Australia’s unemployment rate has fallen despite more than 30,000 people losing work immediately after the JobKeeper wage subsidy wrapped up.
The official ABS employment figures show a fall of 30,600 people in employment in April, which is the first month of figures following JobKeeper’s end in late March.
However, the unemployment rate continues to edge lower, falling from 5.7 to 5.5 per cent on a big fall in the number of people looking for work.
The participation rate dropped from a record high 66.3 per cent to 66 per cent in April.
Despite the timing of the sudden swing from strong job creation to job losses, the bureau’s head of labour statistics Bjorn Jarvis said the end of JobKeeper did not have a discernible impact on employment between March and April.

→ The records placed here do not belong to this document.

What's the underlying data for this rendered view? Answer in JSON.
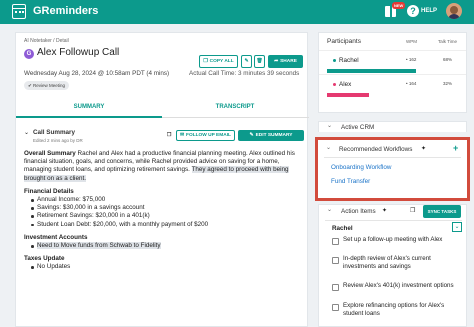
{
  "app": {
    "title": "GReminders",
    "new_badge": "NEW",
    "help_label": "HELP"
  },
  "main": {
    "breadcrumb": "AI Notetaker / Detail",
    "meeting_initial": "G",
    "meeting_title": "Alex Followup Call",
    "meeting_date": "Wednesday Aug 28, 2024 @ 10:58am PDT (4 mins)",
    "actual_time": "Actual Call Time: 3 minutes 39 seconds",
    "badge": "Review Meeting",
    "copy_all": "COPY ALL",
    "share": "SHARE",
    "tabs": [
      "SUMMARY",
      "TRANSCRIPT"
    ],
    "summary": {
      "title": "Call Summary",
      "subtitle": "Edited 2 mins ago by DR",
      "follow_up_email": "FOLLOW UP EMAIL",
      "edit_summary": "EDIT SUMMARY",
      "overall_label": "Overall Summary",
      "overall_text_a": " Rachel and Alex had a productive financial planning meeting. Alex outlined his financial situation, goals, and concerns, while Rachel provided advice on saving for a home, managing student loans, and optimizing retirement savings. ",
      "overall_text_hl": "They agreed to proceed with being brought on as a client.",
      "financial_header": "Financial Details",
      "financial_items": [
        "Annual Income: $75,000",
        "Savings: $30,000 in a savings account",
        "Retirement Savings: $20,000 in a 401(k)",
        "Student Loan Debt: $20,000, with a monthly payment of $200"
      ],
      "investment_header": "Investment Accounts",
      "investment_items": [
        "Need to Move funds from Schwab to Fidelity"
      ],
      "taxes_header": "Taxes Update",
      "taxes_items": [
        "No Updates"
      ]
    }
  },
  "participants": {
    "title": "Participants",
    "col_wpm": "WPM",
    "col_talk": "Talk Time",
    "rows": [
      {
        "name": "Rachel",
        "wpm": "162",
        "talk": "68%",
        "fraction": 0.68,
        "color": "#0c9a8c"
      },
      {
        "name": "Alex",
        "wpm": "164",
        "talk": "32%",
        "fraction": 0.32,
        "color": "#e53970"
      }
    ]
  },
  "crm": {
    "title": "Active CRM"
  },
  "workflows": {
    "title": "Recommended Workflows",
    "items": [
      "Onboarding Workflow",
      "Fund Transfer"
    ]
  },
  "action_items": {
    "title": "Action Items",
    "sync": "SYNC TASKS",
    "owner": "Rachel",
    "items": [
      "Set up a follow-up meeting with Alex",
      "In-depth review of Alex's current investments and savings",
      "Review Alex's 401(k) investment options",
      "Explore refinancing options for Alex's student loans"
    ]
  },
  "colors": {
    "accent": "#0c9a8c",
    "highlight_frame": "#d24b3c",
    "meeting_badge": "#8e5bd6"
  }
}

“We have not seen large changes in the indicators that would suggest a clear JobKeeper impact, such as an increase in people working reduced or zero hours for economic reasons or because they were leaving their job,” he noted.
“Some of the 31,000 fall in employment may relate to the end of JobKeeper, but it could also reflect usual month-to-month variation in the labour market and some larger than usual seasonal changes similar to those we saw earlier in the year.”
Mr Jarvis said the Easter holidays were a major factor behind an unusually large 0.7 per cent drop in hours worked.
In fact, part-time jobs dominated the fall in employment in April (down 64,400) while full-time work increased.
Sarah Hunter from BIS Oxford Economics said the figures show “the easy wins from re-opening the economy and the resultant rebound in activity have largely been exhausted.”
“Looking ahead, the data is likely to become patchier and more ‘normal’ month-to-month,” she predicted.
“The May release may show more evidence of the end of JobKeeper, and the ability of workers to move from sectors with relatively weak demand to sectors which are booming will become an increasingly important factor in further increases in employment.”
Youth unemployment at post-GFC low
Despite last month’s fall in jobs, employment remains higher than it was in March 2020, before the pandemic temporarily shut down large swathes of the economy, although unemployment is also slightly up.
“The unemployment rate is now 0.2 percentage points (or 33,000 people) above the start of the pandemic,” Mr Jarvis observed.
“Importantly, it’s 2 percentage points below its peak in July 2020, when it was 7.4 per cent.
“The youth unemployment rate fell to its lowest level since the global financial crisis, reflecting a strong increase in employment for young men, following a number of increases for young women in recent months.”
Youth unemployment dropped 1.1 percentage points to 10.6 per cent and is now a full percentage point below pre-pandemic levels.